■ **Assignment**: A verbatim copy of the data below is the required output.

==========

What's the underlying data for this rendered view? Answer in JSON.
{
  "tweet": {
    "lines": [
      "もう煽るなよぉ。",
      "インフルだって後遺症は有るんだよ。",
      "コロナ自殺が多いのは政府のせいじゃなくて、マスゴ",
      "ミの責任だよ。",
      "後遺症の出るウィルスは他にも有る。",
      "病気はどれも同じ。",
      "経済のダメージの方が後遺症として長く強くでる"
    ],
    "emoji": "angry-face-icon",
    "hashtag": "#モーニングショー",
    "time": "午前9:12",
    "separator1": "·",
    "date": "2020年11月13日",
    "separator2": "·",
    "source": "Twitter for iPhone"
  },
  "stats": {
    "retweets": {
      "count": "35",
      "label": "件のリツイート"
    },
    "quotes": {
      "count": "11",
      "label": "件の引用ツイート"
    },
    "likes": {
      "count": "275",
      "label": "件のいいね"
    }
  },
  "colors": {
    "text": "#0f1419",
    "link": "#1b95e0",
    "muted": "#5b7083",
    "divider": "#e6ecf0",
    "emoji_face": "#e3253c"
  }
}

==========

■ **Exercise output**:
What's the underlying data for this rendered view? Answer in JSON.
{
  "tweet": {
    "lines": [
      "もう煽るなよぉ。",
      "インフルだって後遺症は有るんだよ。",
      "コロナ自殺が多いのは政府のせいじゃなくて、マスゴ",
      "ミの責任だよ。",
      "後遺症の出るウィルスは他にも有る。",
      "病気はどれも同じ。",
      "経済のダメージの方が後遺症として長く強くでる"
    ],
    "emoji": "angry-face-icon",
    "hashtag": "#モーニングショー",
    "time": "午前9:12",
    "separator1": "·",
    "date": "2020年11月13日",
    "separator2": "·",
    "source": "Twitter for iPhone"
  },
  "stats": {
    "retweets": {
      "count": "35",
      "label": "件のリツイート"
    },
    "quotes": {
      "count": "11",
      "label": "件の引用ツイート"
    },
    "likes": {
      "count": "275",
      "label": "件のいいね"
    }
  },
  "colors": {
    "text": "#0f1419",
    "link": "#1b95e0",
    "muted": "#5b7083",
    "divider": "#e6ecf0",
    "emoji_face": "#e3253c"
  }
}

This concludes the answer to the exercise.